--- What is being asked ---
If a line in the listing carries the word "Viewed", return a copy of that line.

--- Provided material ---
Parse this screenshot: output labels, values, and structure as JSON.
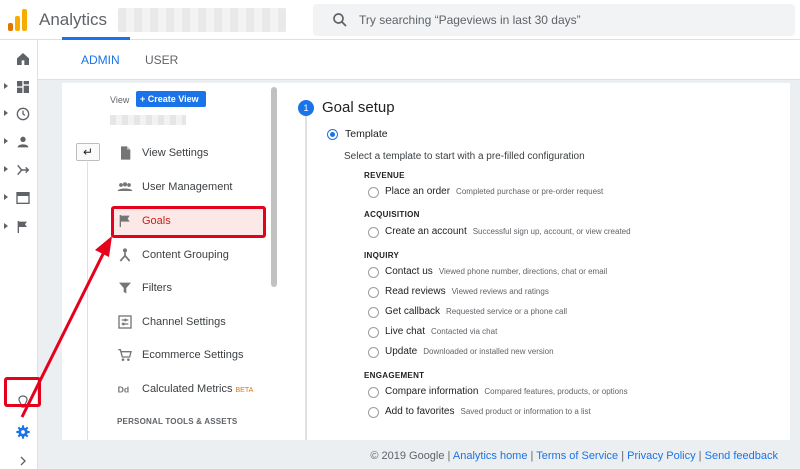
{
  "app": {
    "title": "Analytics"
  },
  "search": {
    "placeholder": "Try searching “Pageviews in last 30 days”"
  },
  "tabs": [
    {
      "label": "ADMIN",
      "active": true
    },
    {
      "label": "USER",
      "active": false
    }
  ],
  "view": {
    "label": "View",
    "create_button": "+ Create View"
  },
  "menu": [
    {
      "label": "View Settings",
      "icon": "document-icon"
    },
    {
      "label": "User Management",
      "icon": "users-icon"
    },
    {
      "label": "Goals",
      "icon": "flag-icon",
      "selected": true
    },
    {
      "label": "Content Grouping",
      "icon": "grouping-icon"
    },
    {
      "label": "Filters",
      "icon": "filter-icon"
    },
    {
      "label": "Channel Settings",
      "icon": "channel-icon"
    },
    {
      "label": "Ecommerce Settings",
      "icon": "cart-icon"
    },
    {
      "label": "Calculated Metrics",
      "badge": "BETA",
      "icon": "dd-icon"
    }
  ],
  "section_personal": "PERSONAL TOOLS & ASSETS",
  "goal_setup": {
    "step": "1",
    "title": "Goal setup",
    "template_label": "Template",
    "instruction": "Select a template to start with a pre-filled configuration",
    "groups": [
      {
        "title": "REVENUE",
        "options": [
          {
            "name": "Place an order",
            "desc": "Completed purchase or pre-order request"
          }
        ]
      },
      {
        "title": "ACQUISITION",
        "options": [
          {
            "name": "Create an account",
            "desc": "Successful sign up, account, or view created"
          }
        ]
      },
      {
        "title": "INQUIRY",
        "options": [
          {
            "name": "Contact us",
            "desc": "Viewed phone number, directions, chat or email"
          },
          {
            "name": "Read reviews",
            "desc": "Viewed reviews and ratings"
          },
          {
            "name": "Get callback",
            "desc": "Requested service or a phone call"
          },
          {
            "name": "Live chat",
            "desc": "Contacted via chat"
          },
          {
            "name": "Update",
            "desc": "Downloaded or installed new version"
          }
        ]
      },
      {
        "title": "ENGAGEMENT",
        "options": [
          {
            "name": "Compare information",
            "desc": "Compared features, products, or options"
          },
          {
            "name": "Add to favorites",
            "desc": "Saved product or information to a list"
          }
        ]
      }
    ]
  },
  "footer": {
    "copyright": "© 2019 Google",
    "links": [
      "Analytics home",
      "Terms of Service",
      "Privacy Policy",
      "Send feedback"
    ]
  },
  "colors": {
    "accent": "#1a73e8",
    "highlight": "#e5001c"
  }
}
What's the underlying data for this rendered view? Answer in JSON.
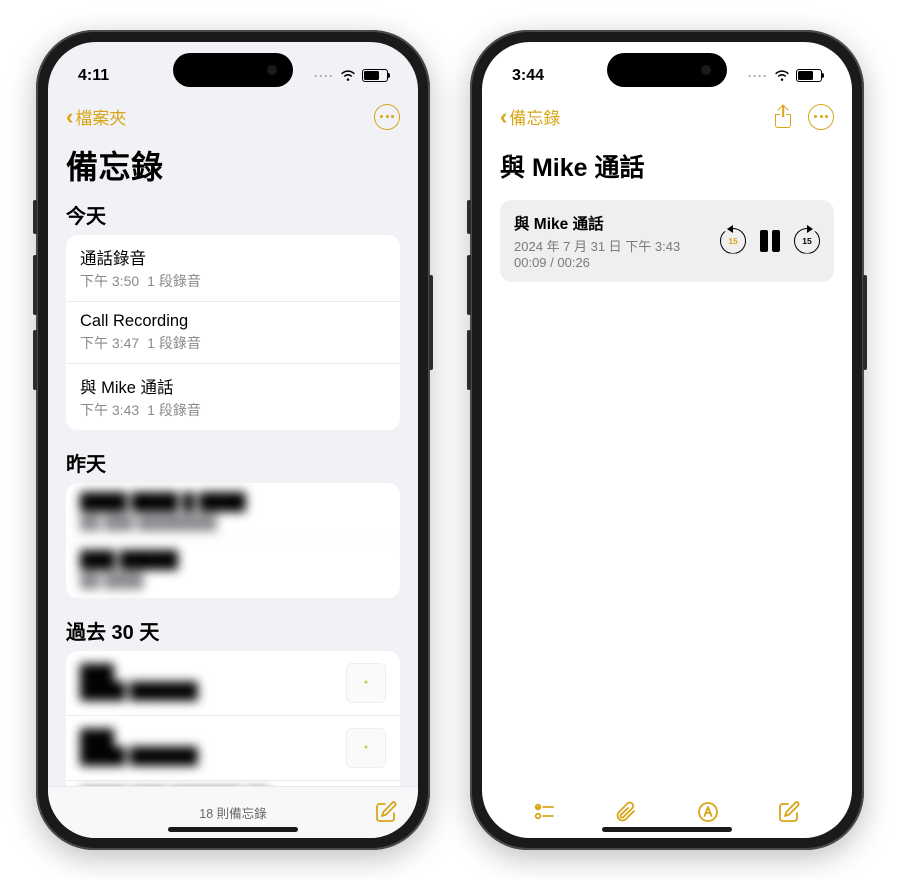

--- Expected answer ---
            "desc": "Viewed phone number, directions, chat or email"
            "desc": "Viewed reviews and ratings"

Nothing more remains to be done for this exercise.